[EXERCISE INPUTS — start]
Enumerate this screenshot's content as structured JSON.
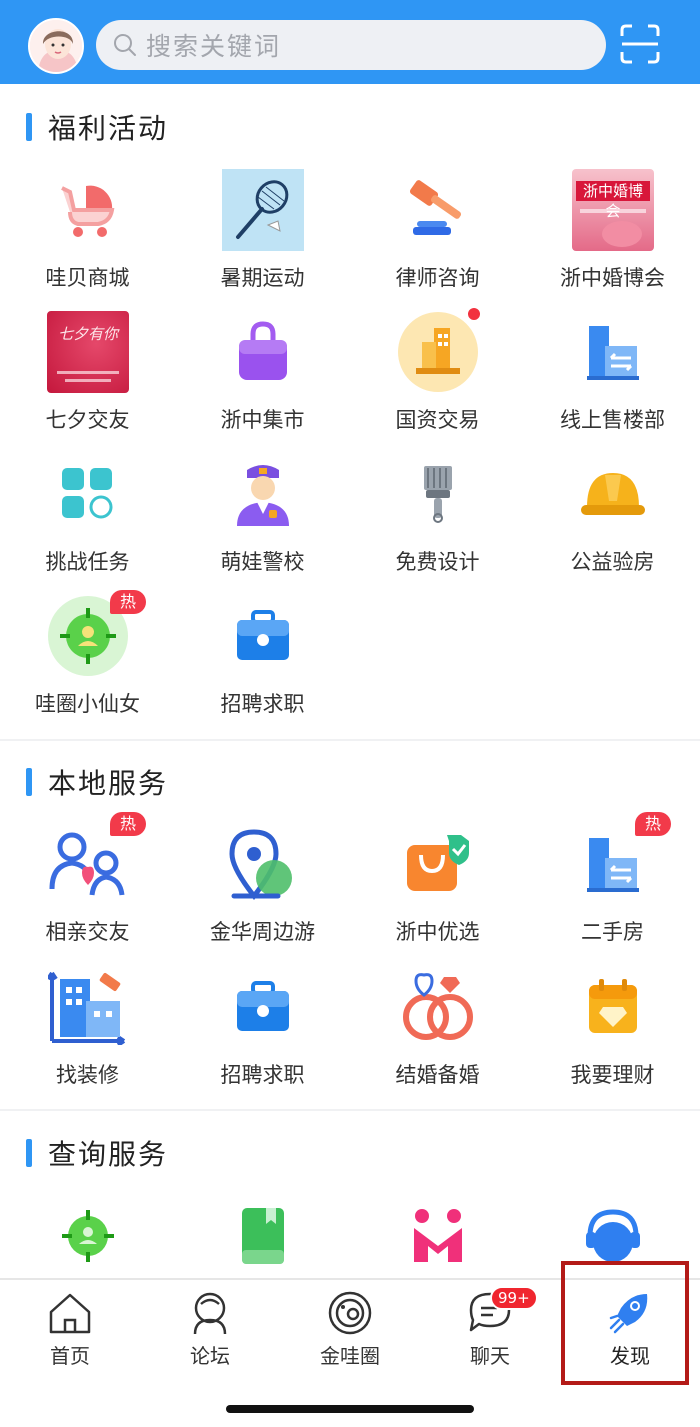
{
  "header": {
    "search_placeholder": "搜索关键词"
  },
  "sections": {
    "welfare": {
      "title": "福利活动",
      "items": [
        {
          "label": "哇贝商城",
          "icon": "stroller-icon"
        },
        {
          "label": "暑期运动",
          "icon": "badminton-icon"
        },
        {
          "label": "律师咨询",
          "icon": "gavel-icon"
        },
        {
          "label": "浙中婚博会",
          "icon": "wedding-expo-thumbnail",
          "thumb_text": "浙中婚博会"
        },
        {
          "label": "七夕交友",
          "icon": "qixi-thumbnail",
          "thumb_text": "七夕有你"
        },
        {
          "label": "浙中集市",
          "icon": "shopping-bag-icon"
        },
        {
          "label": "国资交易",
          "icon": "building-icon"
        },
        {
          "label": "线上售楼部",
          "icon": "sales-office-icon"
        },
        {
          "label": "挑战任务",
          "icon": "grid-apps-icon"
        },
        {
          "label": "萌娃警校",
          "icon": "police-icon"
        },
        {
          "label": "免费设计",
          "icon": "paint-brush-icon"
        },
        {
          "label": "公益验房",
          "icon": "hard-hat-icon"
        },
        {
          "label": "哇圈小仙女",
          "icon": "target-person-icon",
          "badge": "热"
        },
        {
          "label": "招聘求职",
          "icon": "briefcase-icon"
        }
      ]
    },
    "local": {
      "title": "本地服务",
      "items": [
        {
          "label": "相亲交友",
          "icon": "dating-icon",
          "badge": "热"
        },
        {
          "label": "金华周边游",
          "icon": "map-pin-icon"
        },
        {
          "label": "浙中优选",
          "icon": "shopping-bag-check-icon"
        },
        {
          "label": "二手房",
          "icon": "second-hand-house-icon",
          "badge": "热"
        },
        {
          "label": "找装修",
          "icon": "renovation-icon"
        },
        {
          "label": "招聘求职",
          "icon": "briefcase-icon"
        },
        {
          "label": "结婚备婚",
          "icon": "rings-icon"
        },
        {
          "label": "我要理财",
          "icon": "finance-calendar-icon"
        }
      ]
    },
    "query": {
      "title": "查询服务",
      "items": [
        {
          "icon": "target-person-icon"
        },
        {
          "icon": "green-book-icon"
        },
        {
          "icon": "m-logo-icon"
        },
        {
          "icon": "customer-service-icon"
        }
      ]
    }
  },
  "bottom_nav": {
    "items": [
      {
        "label": "首页",
        "icon": "home-icon"
      },
      {
        "label": "论坛",
        "icon": "forum-icon"
      },
      {
        "label": "金哇圈",
        "icon": "planet-icon"
      },
      {
        "label": "聊天",
        "icon": "chat-icon",
        "badge": "99+"
      },
      {
        "label": "发现",
        "icon": "rocket-icon",
        "active": true
      }
    ]
  },
  "colors": {
    "header_bg": "#2f96f4",
    "accent": "#2f96f4",
    "hot_badge": "#f23a4a",
    "highlight_box": "#b31a17"
  }
}
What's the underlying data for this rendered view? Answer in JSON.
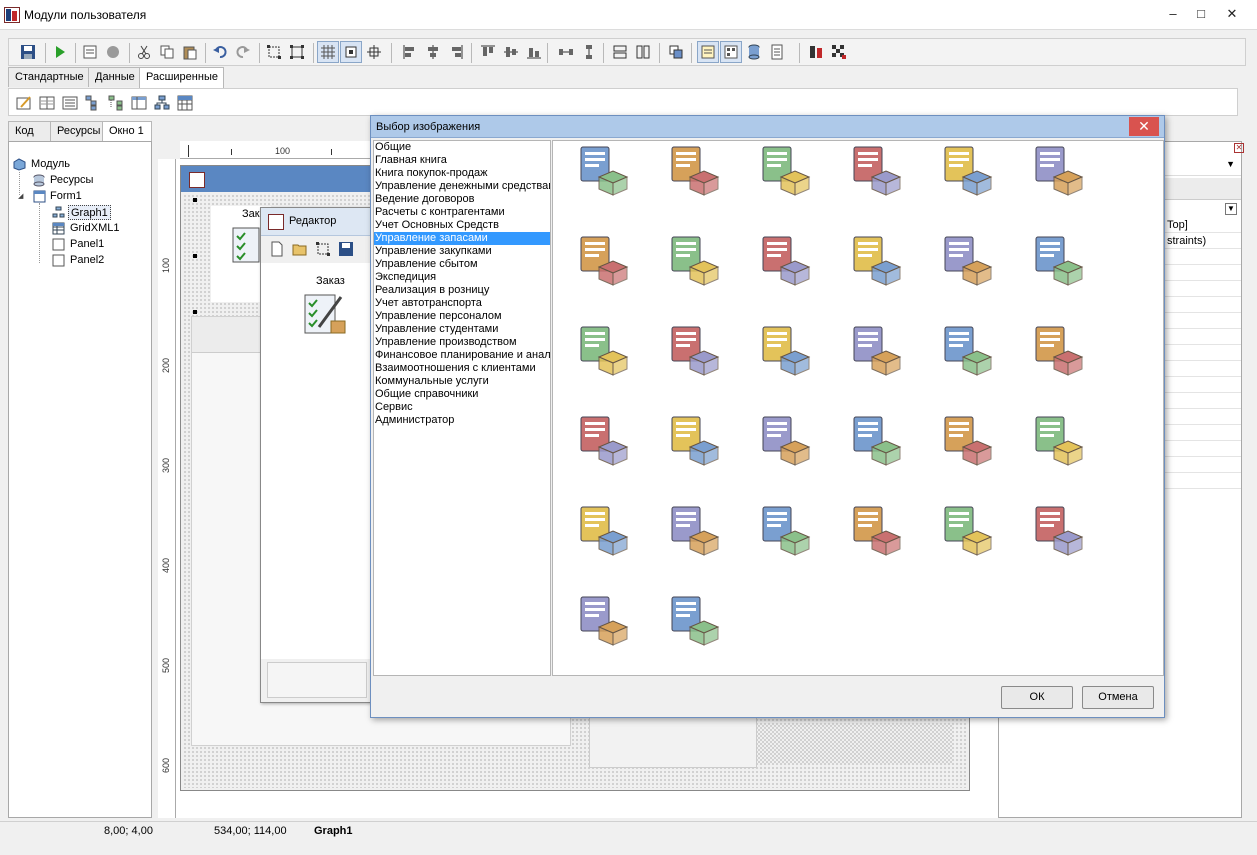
{
  "window": {
    "title": "Модули пользователя",
    "controls": {
      "minimize": "–",
      "maximize": "□",
      "close": "✕"
    }
  },
  "palette_tabs": [
    {
      "label": "Стандартные",
      "active": false
    },
    {
      "label": "Данные",
      "active": false
    },
    {
      "label": "Расширенные",
      "active": true
    }
  ],
  "left_tabs": [
    {
      "label": "Код",
      "active": false
    },
    {
      "label": "Ресурсы",
      "active": false
    },
    {
      "label": "Окно 1",
      "active": true
    }
  ],
  "tree": {
    "root": "Модуль",
    "items": [
      {
        "label": "Ресурсы",
        "icon": "database-icon"
      },
      {
        "label": "Form1",
        "icon": "form-icon"
      },
      {
        "label": "Graph1",
        "icon": "graph-icon",
        "selected": true
      },
      {
        "label": "GridXML1",
        "icon": "grid-icon"
      },
      {
        "label": "Panel1",
        "icon": "panel-icon"
      },
      {
        "label": "Panel2",
        "icon": "panel-icon"
      }
    ]
  },
  "rulers": {
    "top": [
      "100"
    ],
    "left": [
      "100",
      "200",
      "300",
      "400",
      "500",
      "600"
    ]
  },
  "form": {
    "graph_label_partial": "Зак"
  },
  "editor": {
    "title": "Редактор",
    "node_label": "Заказ"
  },
  "dialog": {
    "title": "Выбор изображения",
    "close": "✕",
    "categories": [
      "Общие",
      "Главная книга",
      "Книга покупок-продаж",
      "Управление денежными средствами",
      "Ведение договоров",
      "Расчеты с контрагентами",
      "Учет Основных Средств",
      "Управление запасами",
      "Управление закупками",
      "Управление сбытом",
      "Экспедиция",
      "Реализация в розницу",
      "Учет автотранспорта",
      "Управление персоналом",
      "Управление студентами",
      "Управление производством",
      "Финансовое планирование и анализ",
      "Взаимоотношения с клиентами",
      "Коммунальные услуги",
      "Общие справочники",
      "Сервис",
      "Администратор"
    ],
    "selected_category": "Управление запасами",
    "images": [
      [
        "wrench-box-icon",
        "traffic-light-box-icon",
        "document-box-icon",
        "calculator-box-icon",
        "calculator-percent-box-icon",
        "price-box-icon"
      ],
      [
        "refresh-box-icon",
        "dollar-box-icon",
        "notebook-box-icon",
        "documents-box-icon",
        "warehouse-boxes-icon",
        "warehouse-colored-icon"
      ],
      [
        "refresh-warehouse-icon",
        "boxes-exchange-icon",
        "boxes-transfer-icon",
        "truck-warehouse-icon",
        "document-out-warehouse-icon",
        "document-in-warehouse-icon"
      ],
      [
        "document-arrow-warehouse-icon",
        "exchange-warehouse-icon",
        "checklist-x-warehouse-icon",
        "checklist-warehouse-icon",
        "person-cart-green-icon",
        "person-cart-orange-icon"
      ],
      [
        "person-cart-pencil-icon",
        "cart-refresh-pencil-icon",
        "warehouse-pencil-icon",
        "refresh-document-pencil-icon",
        "calculator-percent-pencil-icon",
        "checklist-x-pencil-icon"
      ],
      [
        "coat-pencil-icon",
        "chart-pencil-icon"
      ]
    ],
    "ok": "ОК",
    "cancel": "Отмена"
  },
  "properties": {
    "lines": [
      "Top]",
      "straints)"
    ]
  },
  "status": {
    "pos1": "8,00; 4,00",
    "pos2": "534,00; 114,00",
    "component": "Graph1"
  },
  "colors": {
    "selection": "#3399ff",
    "caption_blue": "#5a87c2",
    "dialog_caption": "#aec9e9",
    "close_red": "#d9534f"
  }
}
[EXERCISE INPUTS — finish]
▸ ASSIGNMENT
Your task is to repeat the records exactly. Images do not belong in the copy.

▸ REPLY TO THE TASK
Enumerate this screenshot's content as structured JSON.
{
  "header": {
    "search_placeholder": "搜索关键词"
  },
  "sections": {
    "welfare": {
      "title": "福利活动",
      "items": [
        {
          "label": "哇贝商城",
          "icon": "stroller-icon"
        },
        {
          "label": "暑期运动",
          "icon": "badminton-icon"
        },
        {
          "label": "律师咨询",
          "icon": "gavel-icon"
        },
        {
          "label": "浙中婚博会",
          "icon": "wedding-expo-thumbnail",
          "thumb_text": "浙中婚博会"
        },
        {
          "label": "七夕交友",
          "icon": "qixi-thumbnail",
          "thumb_text": "七夕有你"
        },
        {
          "label": "浙中集市",
          "icon": "shopping-bag-icon"
        },
        {
          "label": "国资交易",
          "icon": "building-icon"
        },
        {
          "label": "线上售楼部",
          "icon": "sales-office-icon"
        },
        {
          "label": "挑战任务",
          "icon": "grid-apps-icon"
        },
        {
          "label": "萌娃警校",
          "icon": "police-icon"
        },
        {
          "label": "免费设计",
          "icon": "paint-brush-icon"
        },
        {
          "label": "公益验房",
          "icon": "hard-hat-icon"
        },
        {
          "label": "哇圈小仙女",
          "icon": "target-person-icon",
          "badge": "热"
        },
        {
          "label": "招聘求职",
          "icon": "briefcase-icon"
        }
      ]
    },
    "local": {
      "title": "本地服务",
      "items": [
        {
          "label": "相亲交友",
          "icon": "dating-icon",
          "badge": "热"
        },
        {
          "label": "金华周边游",
          "icon": "map-pin-icon"
        },
        {
          "label": "浙中优选",
          "icon": "shopping-bag-check-icon"
        },
        {
          "label": "二手房",
          "icon": "second-hand-house-icon",
          "badge": "热"
        },
        {
          "label": "找装修",
          "icon": "renovation-icon"
        },
        {
          "label": "招聘求职",
          "icon": "briefcase-icon"
        },
        {
          "label": "结婚备婚",
          "icon": "rings-icon"
        },
        {
          "label": "我要理财",
          "icon": "finance-calendar-icon"
        }
      ]
    },
    "query": {
      "title": "查询服务",
      "items": [
        {
          "icon": "target-person-icon"
        },
        {
          "icon": "green-book-icon"
        },
        {
          "icon": "m-logo-icon"
        },
        {
          "icon": "customer-service-icon"
        }
      ]
    }
  },
  "bottom_nav": {
    "items": [
      {
        "label": "首页",
        "icon": "home-icon"
      },
      {
        "label": "论坛",
        "icon": "forum-icon"
      },
      {
        "label": "金哇圈",
        "icon": "planet-icon"
      },
      {
        "label": "聊天",
        "icon": "chat-icon",
        "badge": "99+"
      },
      {
        "label": "发现",
        "icon": "rocket-icon",
        "active": true
      }
    ]
  },
  "colors": {
    "header_bg": "#2f96f4",
    "accent": "#2f96f4",
    "hot_badge": "#f23a4a",
    "highlight_box": "#b31a17"
  }
}
What's the underlying data for this rendered view? Answer in JSON.
{
  "window": {
    "title": "Модули пользователя",
    "controls": {
      "minimize": "–",
      "maximize": "□",
      "close": "✕"
    }
  },
  "palette_tabs": [
    {
      "label": "Стандартные",
      "active": false
    },
    {
      "label": "Данные",
      "active": false
    },
    {
      "label": "Расширенные",
      "active": true
    }
  ],
  "left_tabs": [
    {
      "label": "Код",
      "active": false
    },
    {
      "label": "Ресурсы",
      "active": false
    },
    {
      "label": "Окно 1",
      "active": true
    }
  ],
  "tree": {
    "root": "Модуль",
    "items": [
      {
        "label": "Ресурсы",
        "icon": "database-icon"
      },
      {
        "label": "Form1",
        "icon": "form-icon"
      },
      {
        "label": "Graph1",
        "icon": "graph-icon",
        "selected": true
      },
      {
        "label": "GridXML1",
        "icon": "grid-icon"
      },
      {
        "label": "Panel1",
        "icon": "panel-icon"
      },
      {
        "label": "Panel2",
        "icon": "panel-icon"
      }
    ]
  },
  "rulers": {
    "top": [
      "100"
    ],
    "left": [
      "100",
      "200",
      "300",
      "400",
      "500",
      "600"
    ]
  },
  "form": {
    "graph_label_partial": "Зак"
  },
  "editor": {
    "title": "Редактор",
    "node_label": "Заказ"
  },
  "dialog": {
    "title": "Выбор изображения",
    "close": "✕",
    "categories": [
      "Общие",
      "Главная книга",
      "Книга покупок-продаж",
      "Управление денежными средствами",
      "Ведение договоров",
      "Расчеты с контрагентами",
      "Учет Основных Средств",
      "Управление запасами",
      "Управление закупками",
      "Управление сбытом",
      "Экспедиция",
      "Реализация в розницу",
      "Учет автотранспорта",
      "Управление персоналом",
      "Управление студентами",
      "Управление производством",
      "Финансовое планирование и анализ",
      "Взаимоотношения с клиентами",
      "Коммунальные услуги",
      "Общие справочники",
      "Сервис",
      "Администратор"
    ],
    "selected_category": "Управление запасами",
    "images": [
      [
        "wrench-box-icon",
        "traffic-light-box-icon",
        "document-box-icon",
        "calculator-box-icon",
        "calculator-percent-box-icon",
        "price-box-icon"
      ],
      [
        "refresh-box-icon",
        "dollar-box-icon",
        "notebook-box-icon",
        "documents-box-icon",
        "warehouse-boxes-icon",
        "warehouse-colored-icon"
      ],
      [
        "refresh-warehouse-icon",
        "boxes-exchange-icon",
        "boxes-transfer-icon",
        "truck-warehouse-icon",
        "document-out-warehouse-icon",
        "document-in-warehouse-icon"
      ],
      [
        "document-arrow-warehouse-icon",
        "exchange-warehouse-icon",
        "checklist-x-warehouse-icon",
        "checklist-warehouse-icon",
        "person-cart-green-icon",
        "person-cart-orange-icon"
      ],
      [
        "person-cart-pencil-icon",
        "cart-refresh-pencil-icon",
        "warehouse-pencil-icon",
        "refresh-document-pencil-icon",
        "calculator-percent-pencil-icon",
        "checklist-x-pencil-icon"
      ],
      [
        "coat-pencil-icon",
        "chart-pencil-icon"
      ]
    ],
    "ok": "ОК",
    "cancel": "Отмена"
  },
  "properties": {
    "lines": [
      "Top]",
      "straints)"
    ]
  },
  "status": {
    "pos1": "8,00; 4,00",
    "pos2": "534,00; 114,00",
    "component": "Graph1"
  },
  "colors": {
    "selection": "#3399ff",
    "caption_blue": "#5a87c2",
    "dialog_caption": "#aec9e9",
    "close_red": "#d9534f"
  }
}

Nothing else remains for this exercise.